* [What the exercise asks]: Read through the listing below and copy each line in which the word "test" occurs.

* [Records supplied]:
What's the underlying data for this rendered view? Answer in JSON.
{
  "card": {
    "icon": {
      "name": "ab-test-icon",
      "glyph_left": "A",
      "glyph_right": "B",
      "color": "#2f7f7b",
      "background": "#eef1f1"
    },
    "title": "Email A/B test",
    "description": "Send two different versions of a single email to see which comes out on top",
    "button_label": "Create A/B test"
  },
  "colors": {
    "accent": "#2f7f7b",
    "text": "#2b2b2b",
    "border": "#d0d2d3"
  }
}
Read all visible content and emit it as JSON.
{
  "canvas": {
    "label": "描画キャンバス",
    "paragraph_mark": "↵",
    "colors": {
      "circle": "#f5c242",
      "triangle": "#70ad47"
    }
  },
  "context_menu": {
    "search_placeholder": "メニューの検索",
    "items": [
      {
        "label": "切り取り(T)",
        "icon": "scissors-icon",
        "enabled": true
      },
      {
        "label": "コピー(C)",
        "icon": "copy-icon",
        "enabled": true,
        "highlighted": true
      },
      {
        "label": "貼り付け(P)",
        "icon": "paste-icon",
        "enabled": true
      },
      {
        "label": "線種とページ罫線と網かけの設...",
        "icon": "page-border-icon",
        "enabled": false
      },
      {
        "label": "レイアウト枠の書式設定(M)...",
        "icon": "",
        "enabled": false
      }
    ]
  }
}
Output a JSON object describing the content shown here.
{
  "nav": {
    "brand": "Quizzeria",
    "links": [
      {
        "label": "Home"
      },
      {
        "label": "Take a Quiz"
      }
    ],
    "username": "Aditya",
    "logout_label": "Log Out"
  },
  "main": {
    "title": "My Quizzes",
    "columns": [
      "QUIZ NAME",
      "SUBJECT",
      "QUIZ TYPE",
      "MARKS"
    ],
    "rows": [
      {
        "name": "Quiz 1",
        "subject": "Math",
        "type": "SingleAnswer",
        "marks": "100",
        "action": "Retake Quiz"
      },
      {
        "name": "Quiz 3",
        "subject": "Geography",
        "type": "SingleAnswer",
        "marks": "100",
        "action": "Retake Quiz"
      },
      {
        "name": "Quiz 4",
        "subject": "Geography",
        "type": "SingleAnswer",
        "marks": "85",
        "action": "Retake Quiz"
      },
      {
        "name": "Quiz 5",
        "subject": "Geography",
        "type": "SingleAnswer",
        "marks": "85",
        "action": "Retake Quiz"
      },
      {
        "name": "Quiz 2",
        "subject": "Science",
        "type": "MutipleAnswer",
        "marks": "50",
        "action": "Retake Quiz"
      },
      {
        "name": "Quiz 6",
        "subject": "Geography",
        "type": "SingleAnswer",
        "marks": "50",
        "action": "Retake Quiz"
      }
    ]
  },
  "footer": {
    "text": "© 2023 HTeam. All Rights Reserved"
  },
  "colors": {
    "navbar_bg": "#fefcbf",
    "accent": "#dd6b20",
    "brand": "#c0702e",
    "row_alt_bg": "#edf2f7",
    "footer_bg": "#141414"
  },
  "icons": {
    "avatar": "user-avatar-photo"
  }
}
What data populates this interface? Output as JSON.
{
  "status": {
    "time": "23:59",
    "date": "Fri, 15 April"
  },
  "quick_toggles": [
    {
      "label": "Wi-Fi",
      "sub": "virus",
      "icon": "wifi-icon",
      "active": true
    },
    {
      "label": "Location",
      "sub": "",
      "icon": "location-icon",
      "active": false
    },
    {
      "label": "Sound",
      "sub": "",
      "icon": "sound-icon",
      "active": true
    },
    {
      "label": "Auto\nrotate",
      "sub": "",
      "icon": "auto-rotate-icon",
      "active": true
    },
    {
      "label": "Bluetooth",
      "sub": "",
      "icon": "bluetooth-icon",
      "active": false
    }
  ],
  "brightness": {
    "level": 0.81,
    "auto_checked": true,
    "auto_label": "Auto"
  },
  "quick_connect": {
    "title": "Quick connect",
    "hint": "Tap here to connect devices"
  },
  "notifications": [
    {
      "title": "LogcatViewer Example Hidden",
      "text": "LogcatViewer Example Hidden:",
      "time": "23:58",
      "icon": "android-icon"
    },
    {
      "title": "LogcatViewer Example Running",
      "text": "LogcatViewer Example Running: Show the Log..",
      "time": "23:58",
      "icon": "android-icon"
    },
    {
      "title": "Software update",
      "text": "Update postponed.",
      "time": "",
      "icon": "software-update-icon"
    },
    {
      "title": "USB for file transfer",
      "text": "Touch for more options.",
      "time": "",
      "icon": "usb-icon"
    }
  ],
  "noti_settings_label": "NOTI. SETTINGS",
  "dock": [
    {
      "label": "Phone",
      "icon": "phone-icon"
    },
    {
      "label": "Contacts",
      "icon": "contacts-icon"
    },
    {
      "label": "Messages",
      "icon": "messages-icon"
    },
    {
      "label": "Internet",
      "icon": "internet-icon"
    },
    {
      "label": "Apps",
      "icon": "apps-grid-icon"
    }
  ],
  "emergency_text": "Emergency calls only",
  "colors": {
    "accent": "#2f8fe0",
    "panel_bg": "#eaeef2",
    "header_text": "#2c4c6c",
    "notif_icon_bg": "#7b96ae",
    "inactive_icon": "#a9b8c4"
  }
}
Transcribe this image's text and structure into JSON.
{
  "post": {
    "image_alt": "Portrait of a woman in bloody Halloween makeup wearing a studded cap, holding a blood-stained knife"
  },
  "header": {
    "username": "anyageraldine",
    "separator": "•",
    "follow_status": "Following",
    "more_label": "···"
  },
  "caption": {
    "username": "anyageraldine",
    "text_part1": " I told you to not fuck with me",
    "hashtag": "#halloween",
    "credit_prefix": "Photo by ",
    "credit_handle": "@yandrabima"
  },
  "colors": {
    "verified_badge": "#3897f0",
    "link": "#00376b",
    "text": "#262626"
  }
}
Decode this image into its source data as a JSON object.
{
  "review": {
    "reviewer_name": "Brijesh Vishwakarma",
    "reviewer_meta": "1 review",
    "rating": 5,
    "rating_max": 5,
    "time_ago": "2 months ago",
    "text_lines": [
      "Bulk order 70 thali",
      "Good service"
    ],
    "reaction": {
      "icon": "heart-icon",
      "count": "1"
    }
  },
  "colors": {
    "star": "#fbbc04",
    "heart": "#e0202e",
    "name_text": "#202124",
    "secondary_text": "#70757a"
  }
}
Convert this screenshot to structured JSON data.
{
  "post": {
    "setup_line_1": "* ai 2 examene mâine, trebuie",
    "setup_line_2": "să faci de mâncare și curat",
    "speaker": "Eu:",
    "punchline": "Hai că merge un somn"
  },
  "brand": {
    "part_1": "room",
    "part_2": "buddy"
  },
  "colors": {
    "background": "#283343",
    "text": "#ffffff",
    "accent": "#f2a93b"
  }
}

* [Written solution]:
      "name": "ab-test-icon",
    "title": "Email A/B test",
    "button_label": "Create A/B test"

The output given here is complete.